Aside from the fact that the zookeepers apparently were chosen by the same method George W. Bush used in naming key members of his administration, the failed experiment might provide a valuable reminder to politicians, religious leaders and voters who base their arguments against gay marriage on their own religious principles or on the the belief that homosexuality is a “choice.”

I have no idea what makes someone gay, any more than I know what makes a Japanese polar bear straight. Nor do I care. I do notice that the key figures involved in both relationships apparently pay more attention to a multitude of issues other than their sexuality, even if outsiders keep trying to interfere with their sex lives. Nonetheless, as bears and even Utah legislators might point out, the tide is moving against the anti-gay forces. The military’s “Don’t ask, don’t tell” policy may be on the way out (and not just because we’re running out of “straight” soldiers). Many Americans, including politicians, now favor non-discriminatory civil unions.

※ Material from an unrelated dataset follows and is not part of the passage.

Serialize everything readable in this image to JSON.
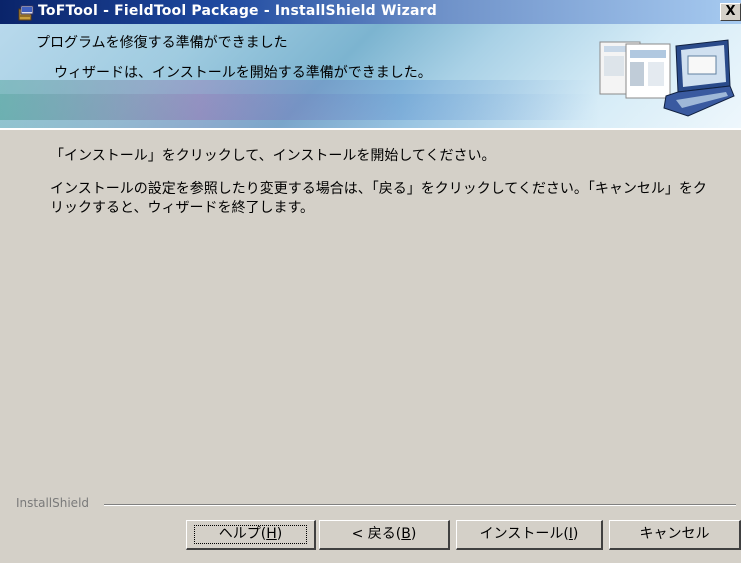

Some also argue that churches should not be quasi-governmental agencies that “legalize” any marriage, gay or straight. Those critics point out that modern marriage laws violate the separation between church and state favored by early Americans. If legal marriage becomes simply a civil requirement (with churches allowed to add or withhold any religious blessing they choose), some of the arguments against gay marriage probably will fade.

Thanksgiving Day will mark 30 years since gay activist (and Korean War veteran) Harvey Milk (the topic of Sean Penn’s new film) was assassinated. Thirty years from now, I predict that my committed gay friends will be able to marry, and that very more Americans will consider such unions to be more a sign of “family values” than they are “unbearable.”

Posted in Politics | Tagged: , , , , , , , , , , , , , , | 3 Comments »